Turbine-like object printed by 5-axis 3d printing [1]

To improve the quality of printed overhanging structures and surfaces, to reduce the waste of materials of support structures and to reduce the printing time, 3D printers are ready to evolve into multi-axis. Freddie Hong, a PhD candidate at Imperial College London, has been designing 5-axis 3D printers and conformal slicing in an accessible and cheap way to bring these advantages to more individuals. With the rotating printing platform and the slicer designed for 5-axis 3D printers, the overhanging structures can be printed conformally, resulting in reinforced structural strengths.

Visit the video below to watch Freddie sharing more details!

Freddie made the hardware and software kits of open5x open resource, so check out the GitHub and upgrade your desktop 3D printer!

GitHub: https://github.com/FreddieHong19/Open5x

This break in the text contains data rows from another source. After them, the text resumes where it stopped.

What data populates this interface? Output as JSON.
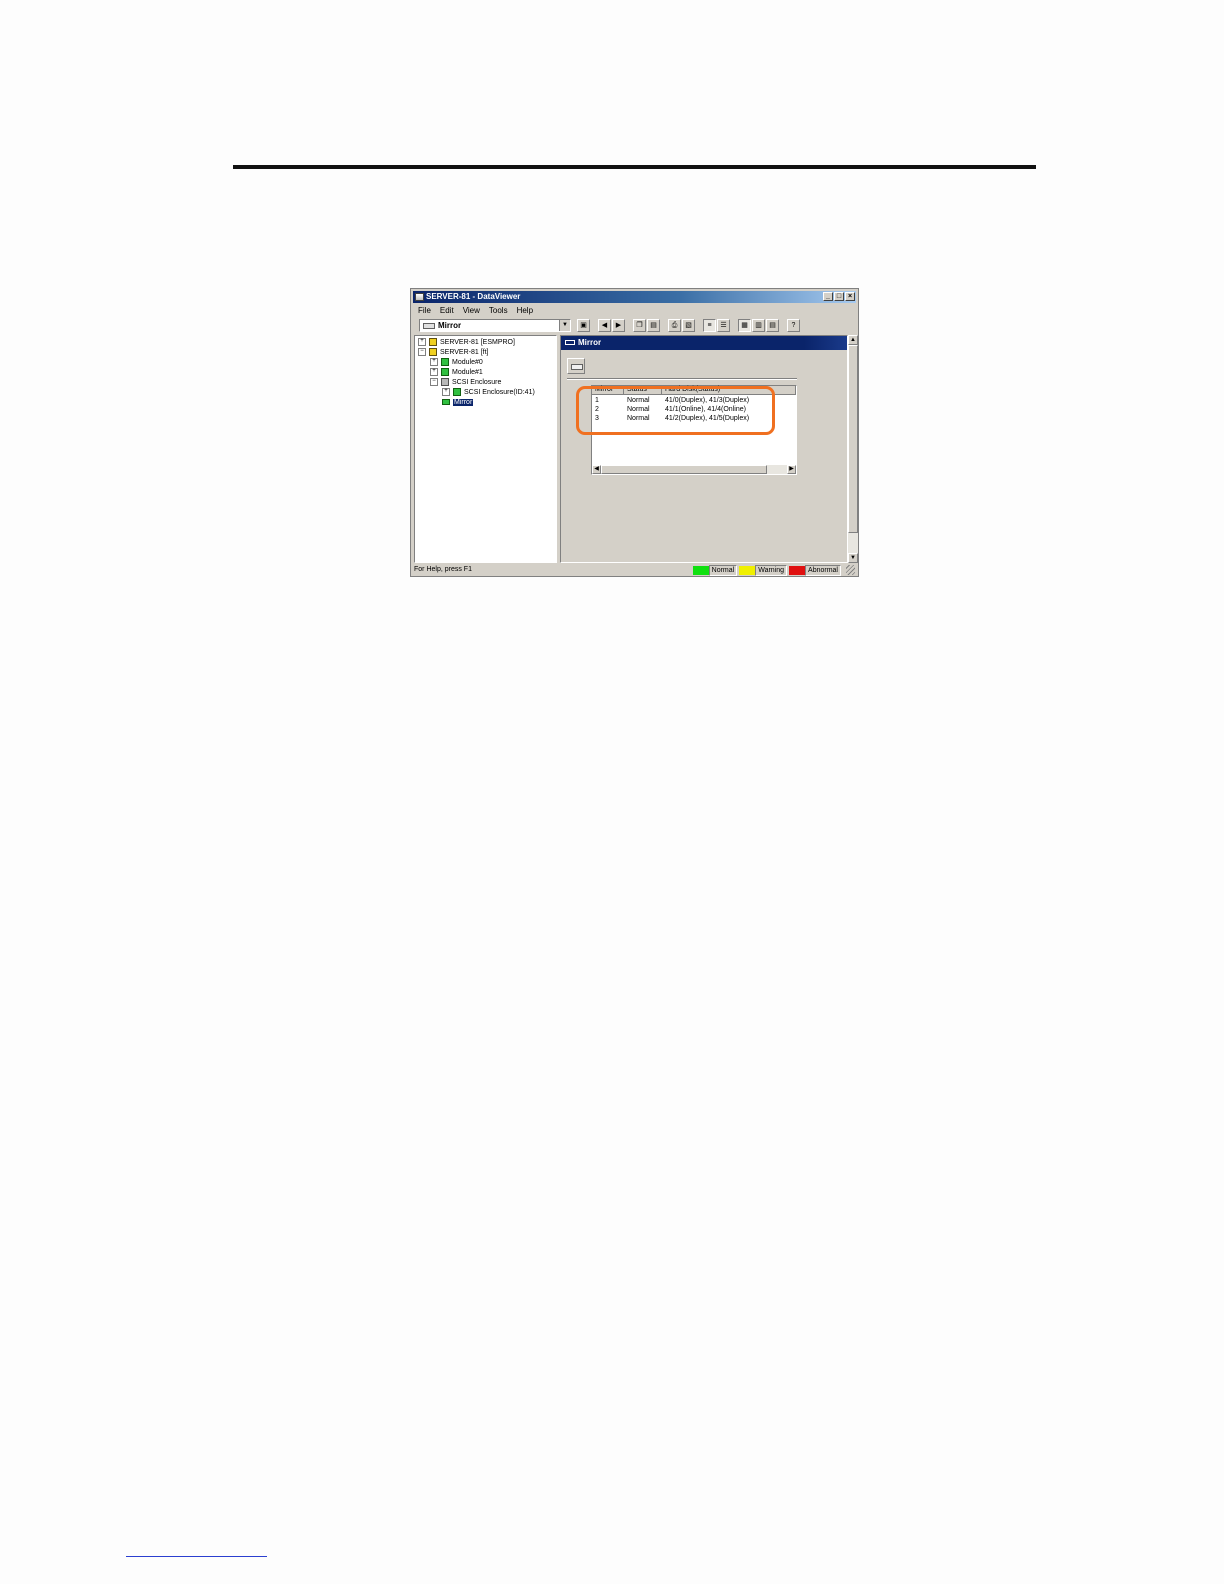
{
  "window": {
    "title": "SERVER-81 - DataViewer",
    "controls": {
      "minimize": "_",
      "maximize": "□",
      "close": "×"
    }
  },
  "menu": [
    "File",
    "Edit",
    "View",
    "Tools",
    "Help"
  ],
  "toolbar": {
    "selector_value": "Mirror"
  },
  "tree": {
    "nodes": [
      {
        "label": "SERVER-81 [ESMPRO]",
        "icon": "server-icon"
      },
      {
        "label": "SERVER-81 [ft]",
        "icon": "server-icon"
      },
      {
        "label": "Module#0",
        "icon": "module-icon"
      },
      {
        "label": "Module#1",
        "icon": "module-icon"
      },
      {
        "label": "SCSI Enclosure",
        "icon": "enclosure-icon"
      },
      {
        "label": "SCSI Enclosure(ID:41)",
        "icon": "enclosure-icon"
      },
      {
        "label": "Mirror",
        "icon": "mirror-icon",
        "selected": true
      }
    ]
  },
  "right_pane": {
    "header": "Mirror",
    "columns": [
      "Mirror",
      "Status",
      "Hard Disk(Status)"
    ],
    "rows": [
      [
        "1",
        "Normal",
        "41/0(Duplex), 41/3(Duplex)"
      ],
      [
        "2",
        "Normal",
        "41/1(Online), 41/4(Online)"
      ],
      [
        "3",
        "Normal",
        "41/2(Duplex), 41/5(Duplex)"
      ]
    ]
  },
  "status_bar": {
    "help_text": "For Help, press F1",
    "legend": [
      {
        "label": "Normal",
        "color": "#10e010"
      },
      {
        "label": "Warning",
        "color": "#f0f000"
      },
      {
        "label": "Abnormal",
        "color": "#e01010"
      }
    ]
  },
  "highlight_color": "#f07020"
}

[1] Hong, Freddie, et al. “Open5x: Accessible 5-axis 3D printing and conformal slicing.” CHI Conference on Human Factors in Computing Systems Extended Abstracts. 2022.

This post was written by Esperanza Shi as part of an ongoing series of scientific communications written and curated by BioTrib’s Early Stage Researchers.

Esperanza is researching the Optimisation of Scanning Strategies for 3D Printed Artificial Joints at Imperial College London, UK.